The Assyrian evidence is not easily reconciled with the Greek tradition. Through the mid-seventh century, there is no indication of a centralized, Median authority, that is, a sole king, one who could be equated, for example, with Herodotus’ Deioces. Modern scholars have attempted to identify some Medes named in Assyrian sources with those of early Median kings mentioned in the Greek tradition. Median local rulers Dayukku (late eighth century) and Kashtaritu (early seventh century) have been equated with Herodotus’ Deioces and Phraortes, respectively, but beyond the linguistic gymnastics involved the historical context of each does not offer a good fit.

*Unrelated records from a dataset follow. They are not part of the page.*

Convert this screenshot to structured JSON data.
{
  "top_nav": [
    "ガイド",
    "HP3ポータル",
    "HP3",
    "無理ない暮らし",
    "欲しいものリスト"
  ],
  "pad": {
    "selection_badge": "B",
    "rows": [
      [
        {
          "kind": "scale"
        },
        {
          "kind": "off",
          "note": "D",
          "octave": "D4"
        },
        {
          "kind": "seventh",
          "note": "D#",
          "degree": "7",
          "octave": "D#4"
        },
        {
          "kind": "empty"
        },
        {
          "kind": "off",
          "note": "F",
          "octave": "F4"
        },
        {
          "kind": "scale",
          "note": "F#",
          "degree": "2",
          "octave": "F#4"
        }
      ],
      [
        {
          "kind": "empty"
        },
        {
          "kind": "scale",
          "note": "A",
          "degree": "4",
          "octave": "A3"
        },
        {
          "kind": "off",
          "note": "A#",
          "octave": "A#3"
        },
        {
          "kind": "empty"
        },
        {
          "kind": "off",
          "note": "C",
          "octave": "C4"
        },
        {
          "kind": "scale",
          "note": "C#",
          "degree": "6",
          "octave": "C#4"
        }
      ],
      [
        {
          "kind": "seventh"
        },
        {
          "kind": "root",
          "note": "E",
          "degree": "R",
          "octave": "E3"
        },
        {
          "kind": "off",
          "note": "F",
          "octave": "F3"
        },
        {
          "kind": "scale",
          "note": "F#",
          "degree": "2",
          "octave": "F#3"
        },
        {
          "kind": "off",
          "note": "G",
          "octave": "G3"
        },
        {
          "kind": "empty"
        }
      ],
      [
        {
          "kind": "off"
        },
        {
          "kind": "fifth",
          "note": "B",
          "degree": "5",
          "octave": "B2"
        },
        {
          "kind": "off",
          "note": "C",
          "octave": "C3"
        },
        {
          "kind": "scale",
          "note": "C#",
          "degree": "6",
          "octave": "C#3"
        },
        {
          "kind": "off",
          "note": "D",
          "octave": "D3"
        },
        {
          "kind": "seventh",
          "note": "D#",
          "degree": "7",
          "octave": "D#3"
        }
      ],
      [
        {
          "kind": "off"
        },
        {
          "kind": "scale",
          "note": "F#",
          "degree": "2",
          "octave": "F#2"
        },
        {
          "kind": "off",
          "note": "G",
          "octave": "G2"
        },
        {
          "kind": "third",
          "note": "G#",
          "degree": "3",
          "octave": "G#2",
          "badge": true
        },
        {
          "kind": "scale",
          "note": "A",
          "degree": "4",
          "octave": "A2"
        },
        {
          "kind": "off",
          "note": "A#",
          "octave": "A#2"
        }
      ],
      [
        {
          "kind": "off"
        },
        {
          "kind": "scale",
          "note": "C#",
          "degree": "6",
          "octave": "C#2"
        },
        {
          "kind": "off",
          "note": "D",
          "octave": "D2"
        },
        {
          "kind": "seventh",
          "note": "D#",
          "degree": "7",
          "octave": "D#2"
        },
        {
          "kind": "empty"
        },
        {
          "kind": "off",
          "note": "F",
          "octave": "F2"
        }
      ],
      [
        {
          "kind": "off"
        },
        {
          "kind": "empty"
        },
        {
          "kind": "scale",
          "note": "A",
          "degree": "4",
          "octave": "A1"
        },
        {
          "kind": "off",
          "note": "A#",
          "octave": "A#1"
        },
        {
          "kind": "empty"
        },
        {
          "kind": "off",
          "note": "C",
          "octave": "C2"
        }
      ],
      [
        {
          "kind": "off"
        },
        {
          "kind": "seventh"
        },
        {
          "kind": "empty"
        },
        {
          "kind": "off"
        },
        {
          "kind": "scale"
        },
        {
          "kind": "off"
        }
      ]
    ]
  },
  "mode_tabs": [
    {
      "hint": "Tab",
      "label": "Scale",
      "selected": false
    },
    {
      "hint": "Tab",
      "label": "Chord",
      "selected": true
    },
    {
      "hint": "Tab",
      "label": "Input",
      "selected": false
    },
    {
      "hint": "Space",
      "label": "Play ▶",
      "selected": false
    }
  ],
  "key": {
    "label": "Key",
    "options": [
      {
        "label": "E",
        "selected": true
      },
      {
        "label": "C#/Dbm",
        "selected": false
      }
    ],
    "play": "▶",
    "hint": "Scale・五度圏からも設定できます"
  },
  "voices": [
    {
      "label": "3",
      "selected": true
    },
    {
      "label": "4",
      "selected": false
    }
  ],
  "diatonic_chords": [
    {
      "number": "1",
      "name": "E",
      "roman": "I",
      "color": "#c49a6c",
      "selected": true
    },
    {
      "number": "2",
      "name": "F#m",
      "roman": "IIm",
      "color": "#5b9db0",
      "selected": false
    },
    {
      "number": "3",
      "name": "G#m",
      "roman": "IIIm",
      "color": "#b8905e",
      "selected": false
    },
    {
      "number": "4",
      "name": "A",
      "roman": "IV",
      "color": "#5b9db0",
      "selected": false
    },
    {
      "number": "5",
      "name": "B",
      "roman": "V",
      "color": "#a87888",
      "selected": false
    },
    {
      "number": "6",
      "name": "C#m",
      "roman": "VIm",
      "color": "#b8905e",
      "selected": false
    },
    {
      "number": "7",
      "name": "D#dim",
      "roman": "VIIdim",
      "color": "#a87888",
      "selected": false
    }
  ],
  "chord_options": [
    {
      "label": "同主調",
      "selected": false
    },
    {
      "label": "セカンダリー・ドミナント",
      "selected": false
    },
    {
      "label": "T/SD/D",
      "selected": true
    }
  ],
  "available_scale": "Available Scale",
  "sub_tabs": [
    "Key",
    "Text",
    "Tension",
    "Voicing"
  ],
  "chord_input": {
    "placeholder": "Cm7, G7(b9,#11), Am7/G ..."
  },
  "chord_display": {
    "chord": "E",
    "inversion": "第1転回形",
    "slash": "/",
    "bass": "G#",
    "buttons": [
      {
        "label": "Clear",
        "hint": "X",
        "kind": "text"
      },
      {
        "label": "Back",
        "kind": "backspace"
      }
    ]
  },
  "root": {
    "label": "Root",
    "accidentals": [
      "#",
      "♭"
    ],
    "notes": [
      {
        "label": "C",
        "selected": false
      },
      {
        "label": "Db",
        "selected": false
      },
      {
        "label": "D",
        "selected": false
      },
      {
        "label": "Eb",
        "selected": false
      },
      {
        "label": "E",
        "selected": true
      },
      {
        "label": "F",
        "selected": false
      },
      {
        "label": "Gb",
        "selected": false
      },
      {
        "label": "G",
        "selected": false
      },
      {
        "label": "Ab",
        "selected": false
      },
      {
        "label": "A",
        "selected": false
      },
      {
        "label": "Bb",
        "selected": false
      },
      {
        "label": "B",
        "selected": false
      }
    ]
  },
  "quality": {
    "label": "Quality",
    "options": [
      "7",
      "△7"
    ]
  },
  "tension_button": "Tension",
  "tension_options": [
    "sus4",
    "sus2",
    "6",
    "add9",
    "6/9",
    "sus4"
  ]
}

Even if Dayukku and Kashtaritu left an imprint on subsequent Median tradition through oral traditions long since lost, there is no way to forge the two perspectives, Assyrian and Herodotean, into agreement.
What remains in the dark is the critical period circa 650–550 BCE, when the Medes were at the height of their power. It remains unclear how we are to move from Assyrian descriptions of the Medes as seemingly independent city-lords to the Medes as a unified force that Cyaxeres (Umakishtar in the Babylonian sources) was able to unleash against Assyria with such devastating effect in the 610s. Recent approaches have postulated that the Medes were the leaders of a large coalition of mostly Iranian peoples from across northern Iran, a coalition unified by a forceful personality such as Cyaxeres and only for the purpose of defeating Assyria. This coalition, in conjunction with the Babylonians, was successful at that task, but afterwards the coalition splintered. If this reconstruction is accurate, it remains to be reconciled with accounts of the Medes as a major power through the first half of the sixth century, an impression given not only by Greek sources but one alluded to in Babylonian and biblical traditions (such as Jeremiah 25:25–26 and 51:27–28) as well.